280 N.C. at 518, 186 S.E. 2d at 901 (emphasis added). In addition to no issue of fact being present, to grant summary judgment a court must find “that on the undisputed aspects of the opposing evidential forecasts the party given judgment is entitled to it as a matter of law.” 2 McIntosh, N.C. Practice and Procedure § 1660.5 *714(2d ed., Phillips Supp. 1970). See also, W. Shuford, N.C. Civil Practice and Procedure § 56-7 (2d ed. 1981).

The defendants argue that the plaintiff was in default because he did not pay the real property taxes that were due on the encumbered property. They also contend that all requests for release deeds from the plaintiff were met before the due date of the note.

The plaintiff contends that the defendants incorrectly declared the note payable before its due date. He argues, by implication, that if he had been given release deeds for the encumbered property, he could have met his obligation under the settlement agreement.

The record before us supports our decision. First, all release deeds that the plaintiff requested were executed by the defendants prior to the due date of the note. In his answer to the defendants’ interrogatories on 29 December 1980, the plaintiff attached “copies of all release deeds” (emphasis added). Although in another answer the plaintiff stated that “based on information and belief’ there were other release deeds offered to the defendants, that mere allegation is not sufficient to overcome the entry of summary judgment.

Second, the plaintiff was in default under the deed of trust for not paying the 1979 real property taxes. G.S. 105-360 provides that real property taxes are due in September of the fiscal year in which they were levied. Although the deed of trust was not printed in the record on appeal, we accept the admission on oral argument by both counsel that failure to pay real property taxes is default that allows the defendant Mason to institute foreclosure proceedings.

Third, the terms of the agreement require the defendant Mason to release the encumbered property “at the time of sale.” Delivery of offer to purchase forms is not sufficient to meet this requirement.

In addition, five of the six offers to purchase in the record required seller financing by the plaintiff. This would be a breach of the settlement agreement, which provides that any net proceeds from the sale of encumbered property must first be used to pay the debt to the Bank of North Carolina and then applied to the *715$90,000 debt to Mason. The net proceeds would not be available in a sale in which the plaintiff was financing part of the purchase price.

Finally, the plaintiff argues that because the agreement was executed under seal that the defendants’ counterclaim cannot be allowed on a failure of consideration theory. It is true that a contract under seal in North Carolina imports consideration to support that contract.
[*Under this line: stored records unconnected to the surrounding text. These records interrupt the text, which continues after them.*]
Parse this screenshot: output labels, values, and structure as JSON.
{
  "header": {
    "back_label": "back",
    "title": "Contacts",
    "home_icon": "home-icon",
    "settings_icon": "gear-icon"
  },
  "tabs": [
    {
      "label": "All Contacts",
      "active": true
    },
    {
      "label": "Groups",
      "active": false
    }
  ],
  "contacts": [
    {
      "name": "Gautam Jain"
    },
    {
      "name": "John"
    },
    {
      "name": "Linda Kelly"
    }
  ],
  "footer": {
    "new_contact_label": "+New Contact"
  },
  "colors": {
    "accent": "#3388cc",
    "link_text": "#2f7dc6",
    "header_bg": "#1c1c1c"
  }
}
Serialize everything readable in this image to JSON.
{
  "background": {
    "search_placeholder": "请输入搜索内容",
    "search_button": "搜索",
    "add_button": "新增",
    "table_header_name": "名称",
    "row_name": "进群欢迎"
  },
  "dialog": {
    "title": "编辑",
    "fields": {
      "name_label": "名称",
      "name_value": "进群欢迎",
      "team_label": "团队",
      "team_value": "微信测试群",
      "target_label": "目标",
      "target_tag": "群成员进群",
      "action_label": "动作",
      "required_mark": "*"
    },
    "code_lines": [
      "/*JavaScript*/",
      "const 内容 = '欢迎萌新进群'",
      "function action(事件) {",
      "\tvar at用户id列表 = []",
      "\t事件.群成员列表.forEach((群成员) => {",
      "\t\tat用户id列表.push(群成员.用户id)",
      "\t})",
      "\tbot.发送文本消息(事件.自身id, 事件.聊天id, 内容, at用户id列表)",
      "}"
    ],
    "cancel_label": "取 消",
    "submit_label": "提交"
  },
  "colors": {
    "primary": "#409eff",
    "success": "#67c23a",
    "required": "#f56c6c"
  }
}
See, e.g., Mobil Oil Corp. v. Wolfe, 297 N.C. 36, 252 S.E. 2d 809 (1979). But the defendants were properly given summary judgment because the plaintiffs default was a breach of the agreement which entitled the defendants to a grant of their motion.

For these reasons, we affirm the trial judge’s grant of the defendants’ summary judgment motion and denial of the plaintiffs summary judgment motion.


Chief Judge VAUGHN and Judge Hedrick concur.